Day In a Page

Sun, sex and an anthropological study: One British academic's summer of hell in Magaluf

Sun, sex and an anthropological study

One academic’s summer of hell in Magaluf
From Shakespeare to Rising Damp... to Vicious

Frances de la Tour's 50-year triumph

'Rising Damp' brought De la Tour such recognition that she could be forgiven if she'd never been able to move on. But at 70, she continues to flourish - and to beguile
'That Whitsun, I was late getting away...'

Ian McMillan on the Whitsun Weddings

This weekend is Whitsun, and while the festival may no longer resonate, Larkin's best-loved poem, lives on - along with the train journey at the heart of it
Kathryn Williams explores the works and influences of Sylvia Plath in a new light

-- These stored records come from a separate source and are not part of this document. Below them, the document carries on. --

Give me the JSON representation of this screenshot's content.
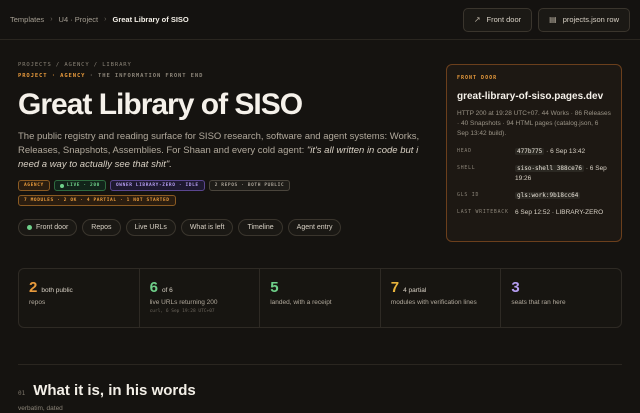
{
  "breadcrumb": {
    "items": [
      "Templates",
      "U4 · Project",
      "Great Library of SISO"
    ]
  },
  "top_actions": [
    {
      "label": "Front door",
      "icon": "external-link-icon"
    },
    {
      "label": "projects.json row",
      "icon": "file-icon"
    }
  ],
  "hero": {
    "path": "PROJECTS / AGENCY / LIBRARY",
    "tag_project": "PROJECT · AGENCY",
    "tag_rest": " · THE INFORMATION FRONT END",
    "title": "Great Library of SISO",
    "desc_main": "The public registry and reading surface for SISO research, software and agent systems: Works, Releases, Snapshots, Assemblies. For Shaan and every cold agent: ",
    "desc_quote": "\"it's all written in code but i need a way to actually see that shit\".",
    "pills": [
      {
        "label": "AGENCY",
        "tone": "orange"
      },
      {
        "label": "LIVE · 200",
        "tone": "green"
      },
      {
        "label": "OWNER LIBRARY-ZERO · IDLE",
        "tone": "purple"
      },
      {
        "label": "2 REPOS · BOTH PUBLIC",
        "tone": "gray"
      },
      {
        "label": "7 MODULES · 2 OK · 4 PARTIAL · 1 NOT STARTED",
        "tone": "orange"
      }
    ],
    "nav": [
      "Front door",
      "Repos",
      "Live URLs",
      "What is left",
      "Timeline",
      "Agent entry"
    ]
  },
  "front_door": {
    "label": "FRONT DOOR",
    "url": "great-library-of-siso.pages.dev",
    "meta": "HTTP 200 at 19:28 UTC+07. 44 Works · 86 Releases · 40 Snapshots · 94 HTML pages (catalog.json, 6 Sep 13:42 build).",
    "rows": {
      "head_k": "HEAD",
      "head_code": "477b775",
      "head_rest": " · 6 Sep 13:42",
      "shell_k": "SHELL",
      "shell_code": "siso-shell 388ce76",
      "shell_rest": " · 6 Sep 19:26",
      "gls_k": "GLS ID",
      "gls_code": "gls:work:9b18cc64",
      "last_k": "LAST WRITEBACK",
      "last_v": "6 Sep 12:52 · LIBRARY-ZERO"
    }
  },
  "stats": [
    {
      "num": "2",
      "suffix": "both public",
      "label": "repos",
      "sub": "",
      "color": "#e89a3c"
    },
    {
      "num": "6",
      "suffix": "of 6",
      "label": "live URLs returning 200",
      "sub": "curl, 6 Sep 19:28 UTC+07",
      "color": "#6fd08a"
    },
    {
      "num": "5",
      "suffix": "",
      "label": "landed, with a receipt",
      "sub": "",
      "color": "#6fd08a"
    },
    {
      "num": "7",
      "suffix": "4 partial",
      "label": "modules with verification lines",
      "sub": "",
      "color": "#e8b43c"
    },
    {
      "num": "3",
      "suffix": "",
      "label": "seats that ran here",
      "sub": "",
      "color": "#b49cf0"
    }
  ],
  "section": {
    "num": "01",
    "title": "What it is, in his words",
    "sub": "verbatim, dated"
  }
}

Songs from the bell jar

Kathryn Williams explores the works and influences of Sylvia Plath
How one man's day in high heels showed him that Cannes must change its 'no flats' policy

One man's day in high heels

...showed him that Cannes must change its 'flats' policy
Is a quiet crusade to reform executive pay bearing fruit?

Is a quiet crusade to reform executive pay bearing fruit?

Dominic Rossi of Fidelity says his pressure on business to control rewards is working. But why aren’t other fund managers helping?
The King David Hotel gives precious work to Palestinians - unless peace talks are on

King David Hotel: Palestinians not included

The King David is special to Jerusalem. Nick Kochan checked in and discovered it has some special arrangements, too
More people moving from Australia to New Zealand than in the other direction for first time in 24 years

End of the Aussie brain drain

More people moving from Australia to New Zealand than in the other direction for first time in 24 years
Meditation is touted as a cure for mental instability but can it actually be bad for you?

Can meditation be bad for you?

Researching a mass murder, Dr Miguel Farias discovered that, far from bringing inner peace, meditation can leave devotees in pieces
Eurovision 2015: Australians will be cheering on their first-ever entrant this Saturday

Australia's first-ever Eurovision entrant

Australia, a nation of kitsch-worshippers, has always loved the Eurovision Song Contest. Maggie Alderson says it'll fit in fine
Letterman's final Late Show: Laughter, but no tears, as David takes his bow after 33 years

Laughter, but no tears, as Letterman takes his bow after 33 years

Veteran talkshow host steps down to plaudits from four presidents
Ivor Novello Awards 2015: Hozier wins with anti-Catholic song 'Take Me To Church' as John Whittingdale leads praise for Black Sabbath

Hozier's 'blasphemous' song takes Novello award

Singer joins Ed Sheeran and Clean Bandit in celebration of the best in British and Irish music
Tequila gold rush: The spirit has gone from a cheap shot to a multi-billion pound product

Join the tequila gold rush

The spirit has gone from a cheap shot to a multi-billion pound product
12 best statement wallpapers

12 best statement wallpapers

Make an impact and transform a room with a conversation-starting pattern
Paul Scholes column: Does David De Gea really want to leave Manchester United to fight it out for the No 1 spot at Real Madrid?

Paul Scholes column

Does David De Gea really want to leave Manchester United to fight it out for the No 1 spot at Real Madrid?